“Decellularized tissues have been extensively used in regenerative medicine with their superb biofunctionality,” Lee says. “We now suggest a novel platform for performing sensing and delivery using decellularized tissue, which will open up new applications of tissue-derived materials.”
Next, the researchers set out to enhance the suture material with additional functions. To do that, they coated the sutures with a layer of hydrogel. Within the hydrogel, they can embed several types of cargo — microparticles that can sense inflammation, various drug molecules, or living cells.
For the sensor application, the researchers designed microparticles coated with peptides that are released when inflammation-associated enzymes called MMPs are present in the tissue. Those peptides can be detected using a simple urine test.

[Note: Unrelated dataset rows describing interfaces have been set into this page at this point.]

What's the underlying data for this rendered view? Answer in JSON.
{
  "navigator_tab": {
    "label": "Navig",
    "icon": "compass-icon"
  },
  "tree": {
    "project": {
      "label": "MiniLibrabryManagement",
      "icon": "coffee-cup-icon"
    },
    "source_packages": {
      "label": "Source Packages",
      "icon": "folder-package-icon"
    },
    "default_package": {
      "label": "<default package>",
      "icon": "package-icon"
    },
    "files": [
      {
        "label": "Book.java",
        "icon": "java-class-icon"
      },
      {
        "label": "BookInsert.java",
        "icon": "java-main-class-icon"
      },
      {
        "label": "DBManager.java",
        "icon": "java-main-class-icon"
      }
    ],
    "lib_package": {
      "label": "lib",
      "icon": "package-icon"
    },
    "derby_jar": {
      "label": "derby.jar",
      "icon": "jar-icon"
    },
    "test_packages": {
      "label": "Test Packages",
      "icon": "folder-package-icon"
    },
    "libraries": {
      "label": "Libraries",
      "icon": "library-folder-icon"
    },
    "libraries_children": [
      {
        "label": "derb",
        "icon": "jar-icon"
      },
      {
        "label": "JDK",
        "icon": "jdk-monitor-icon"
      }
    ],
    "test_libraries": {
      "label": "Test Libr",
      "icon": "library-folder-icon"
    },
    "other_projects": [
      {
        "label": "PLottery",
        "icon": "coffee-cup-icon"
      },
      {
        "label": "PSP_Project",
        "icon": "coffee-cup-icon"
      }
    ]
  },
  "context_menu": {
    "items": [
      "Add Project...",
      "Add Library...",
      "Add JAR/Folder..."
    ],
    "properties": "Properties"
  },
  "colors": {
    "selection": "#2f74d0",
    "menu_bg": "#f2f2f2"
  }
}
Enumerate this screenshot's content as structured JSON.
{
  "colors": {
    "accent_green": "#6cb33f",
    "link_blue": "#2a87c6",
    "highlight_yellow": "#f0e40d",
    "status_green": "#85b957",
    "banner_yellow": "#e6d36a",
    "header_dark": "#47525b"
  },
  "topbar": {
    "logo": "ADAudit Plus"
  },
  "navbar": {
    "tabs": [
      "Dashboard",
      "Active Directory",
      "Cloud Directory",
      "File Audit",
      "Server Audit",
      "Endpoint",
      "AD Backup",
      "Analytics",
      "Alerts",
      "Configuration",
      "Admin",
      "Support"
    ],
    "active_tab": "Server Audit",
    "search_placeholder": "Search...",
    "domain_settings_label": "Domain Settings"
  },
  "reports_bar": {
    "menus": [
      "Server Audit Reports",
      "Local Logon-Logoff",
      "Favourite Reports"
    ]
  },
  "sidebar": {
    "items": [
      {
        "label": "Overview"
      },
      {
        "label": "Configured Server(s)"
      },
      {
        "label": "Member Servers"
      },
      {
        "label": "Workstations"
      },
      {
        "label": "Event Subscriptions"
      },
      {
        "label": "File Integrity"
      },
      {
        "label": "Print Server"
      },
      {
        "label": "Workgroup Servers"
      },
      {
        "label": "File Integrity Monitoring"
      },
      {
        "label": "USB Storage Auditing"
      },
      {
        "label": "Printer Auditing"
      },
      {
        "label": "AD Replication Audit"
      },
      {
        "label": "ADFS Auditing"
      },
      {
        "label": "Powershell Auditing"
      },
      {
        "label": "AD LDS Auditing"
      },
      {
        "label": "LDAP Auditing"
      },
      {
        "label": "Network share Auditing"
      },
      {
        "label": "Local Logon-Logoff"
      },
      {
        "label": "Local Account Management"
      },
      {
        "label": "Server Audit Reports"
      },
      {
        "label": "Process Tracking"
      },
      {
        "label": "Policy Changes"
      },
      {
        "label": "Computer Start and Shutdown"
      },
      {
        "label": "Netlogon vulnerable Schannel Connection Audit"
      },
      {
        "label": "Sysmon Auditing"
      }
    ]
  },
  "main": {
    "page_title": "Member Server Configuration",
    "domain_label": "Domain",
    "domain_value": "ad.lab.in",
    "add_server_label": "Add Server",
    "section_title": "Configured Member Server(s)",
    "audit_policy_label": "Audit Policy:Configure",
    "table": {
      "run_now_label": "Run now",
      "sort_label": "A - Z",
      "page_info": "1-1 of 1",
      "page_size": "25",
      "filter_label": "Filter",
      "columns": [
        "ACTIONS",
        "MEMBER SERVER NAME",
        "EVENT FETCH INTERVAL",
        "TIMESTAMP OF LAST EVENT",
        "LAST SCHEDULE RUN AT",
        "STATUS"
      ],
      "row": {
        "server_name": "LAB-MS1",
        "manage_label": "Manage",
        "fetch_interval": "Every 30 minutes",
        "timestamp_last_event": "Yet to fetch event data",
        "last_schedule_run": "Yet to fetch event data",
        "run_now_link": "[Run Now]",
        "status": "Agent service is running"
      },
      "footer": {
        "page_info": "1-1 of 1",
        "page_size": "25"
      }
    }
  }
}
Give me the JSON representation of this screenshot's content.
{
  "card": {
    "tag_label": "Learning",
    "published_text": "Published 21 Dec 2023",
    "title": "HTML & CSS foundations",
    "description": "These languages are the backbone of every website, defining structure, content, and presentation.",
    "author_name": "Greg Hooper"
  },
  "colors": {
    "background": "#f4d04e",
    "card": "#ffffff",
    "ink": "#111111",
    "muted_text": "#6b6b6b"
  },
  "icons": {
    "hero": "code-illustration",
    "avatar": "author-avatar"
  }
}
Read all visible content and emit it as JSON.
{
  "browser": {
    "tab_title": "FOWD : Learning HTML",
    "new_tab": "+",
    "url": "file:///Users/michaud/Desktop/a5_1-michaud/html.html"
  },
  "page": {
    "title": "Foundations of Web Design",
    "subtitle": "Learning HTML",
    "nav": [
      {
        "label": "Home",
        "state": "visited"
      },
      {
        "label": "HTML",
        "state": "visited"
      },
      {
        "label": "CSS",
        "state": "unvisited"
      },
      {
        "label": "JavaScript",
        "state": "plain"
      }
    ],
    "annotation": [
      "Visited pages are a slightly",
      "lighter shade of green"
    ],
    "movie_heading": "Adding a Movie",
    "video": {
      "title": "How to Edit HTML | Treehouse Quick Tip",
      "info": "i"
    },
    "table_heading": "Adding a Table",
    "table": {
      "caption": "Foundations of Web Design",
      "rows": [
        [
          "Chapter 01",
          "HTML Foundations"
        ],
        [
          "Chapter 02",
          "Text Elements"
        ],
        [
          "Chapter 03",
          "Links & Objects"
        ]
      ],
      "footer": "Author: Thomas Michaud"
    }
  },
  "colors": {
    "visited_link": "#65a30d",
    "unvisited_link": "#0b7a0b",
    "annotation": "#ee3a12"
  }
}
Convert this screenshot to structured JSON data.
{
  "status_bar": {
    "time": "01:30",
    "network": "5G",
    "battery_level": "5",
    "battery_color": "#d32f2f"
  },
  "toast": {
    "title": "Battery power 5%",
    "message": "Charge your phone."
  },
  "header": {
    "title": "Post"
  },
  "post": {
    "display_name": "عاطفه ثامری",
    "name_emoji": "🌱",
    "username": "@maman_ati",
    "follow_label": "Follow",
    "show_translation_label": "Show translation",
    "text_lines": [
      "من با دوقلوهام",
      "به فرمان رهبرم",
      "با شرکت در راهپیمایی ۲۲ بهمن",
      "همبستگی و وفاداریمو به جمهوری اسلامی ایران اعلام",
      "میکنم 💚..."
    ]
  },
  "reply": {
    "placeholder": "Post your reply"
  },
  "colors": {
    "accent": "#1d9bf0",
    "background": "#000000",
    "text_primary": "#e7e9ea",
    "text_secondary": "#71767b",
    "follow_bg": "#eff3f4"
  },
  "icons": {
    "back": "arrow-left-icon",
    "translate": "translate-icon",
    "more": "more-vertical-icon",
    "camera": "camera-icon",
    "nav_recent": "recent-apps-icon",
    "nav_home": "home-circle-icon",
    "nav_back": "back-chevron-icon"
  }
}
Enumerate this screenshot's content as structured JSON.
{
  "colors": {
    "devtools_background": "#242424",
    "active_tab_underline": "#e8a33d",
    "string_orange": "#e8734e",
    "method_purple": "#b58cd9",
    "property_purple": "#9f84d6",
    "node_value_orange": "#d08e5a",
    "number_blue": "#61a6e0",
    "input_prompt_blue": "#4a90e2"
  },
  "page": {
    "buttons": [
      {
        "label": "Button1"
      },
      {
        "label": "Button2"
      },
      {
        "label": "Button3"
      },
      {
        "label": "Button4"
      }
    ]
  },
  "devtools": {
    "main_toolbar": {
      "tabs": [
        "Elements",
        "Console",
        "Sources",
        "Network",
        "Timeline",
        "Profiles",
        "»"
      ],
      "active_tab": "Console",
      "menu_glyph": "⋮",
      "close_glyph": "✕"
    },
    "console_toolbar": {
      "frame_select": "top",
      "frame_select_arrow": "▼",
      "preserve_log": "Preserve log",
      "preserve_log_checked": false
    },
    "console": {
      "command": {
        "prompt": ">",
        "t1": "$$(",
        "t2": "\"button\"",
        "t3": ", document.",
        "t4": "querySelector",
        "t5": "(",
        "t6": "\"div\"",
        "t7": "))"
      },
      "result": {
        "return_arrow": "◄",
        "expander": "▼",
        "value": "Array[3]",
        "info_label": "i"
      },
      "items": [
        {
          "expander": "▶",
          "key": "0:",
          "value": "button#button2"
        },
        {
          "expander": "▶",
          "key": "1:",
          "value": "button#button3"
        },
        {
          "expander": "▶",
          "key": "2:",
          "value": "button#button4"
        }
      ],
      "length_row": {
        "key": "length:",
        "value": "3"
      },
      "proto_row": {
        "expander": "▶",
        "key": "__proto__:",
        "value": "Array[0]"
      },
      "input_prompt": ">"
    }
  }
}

The researchers also showed that they could use the hydrogel coating to carry drugs that are used to treat inflammatory bowel disease, including a steroid called dexamethasone and a monoclonal antibody called adalimumab. These drugs were carried by microparticles made from FDA-approved polymers such as PLGA and PLA, which are used to control the release rate of drugs. This approach could also be adapted to deliver other kinds of drugs such as antibiotics or chemotherapy drugs, the researchers say.
These smart sutures could also be used to deliver therapeutic cells such as stem cells. To explore that possibility, the researchers embedded the sutures with stem cells engineered to express a fluorescent marker, and found that the cells remained viable for at least seven days when implanted in mice. The cells were also able to produce vascular endothelial growth factor (VEGF), a growth factor that stimulates blood cell growth.
The researchers are now working on further testing each of these possible applications, and on scaling up the manufacturing process for the sutures. They also hope to explore the possibility of using the sutures in parts of the body other than the gastrointestinal tract.
“The decellularized gut suture developed by the MIT team is an exciting platform for sensing and delivering a wide range of therapeutics, including small molecules, biologics, and living cells. The team has done a great job robustly demonstrating the versatility of this platform,” says Omid Veiseh, an associate professor of bioengineering at Rice University, who was not involved in the study.
Other authors of the paper are Gwennyth Carroll, Gary Liu, Ameya Kirtane, Alison Hayward, Adam Wentworth, Aaron Lopes, Joy Collins, Siid Tamang, Keiko Ishida, Kaitlyn Hess, Junwei Li, and Sufeng Zhang.
The research was funded by the Leona M. and Harry B. Helmsley Charitable Trust, the MIT Department of Mechanical Engineering, the National Research Foundation of Korea, and a National Institute of Diabetes and Digestive and Kidney Disease Ruth L. Kirschstein NRSA Fellowship.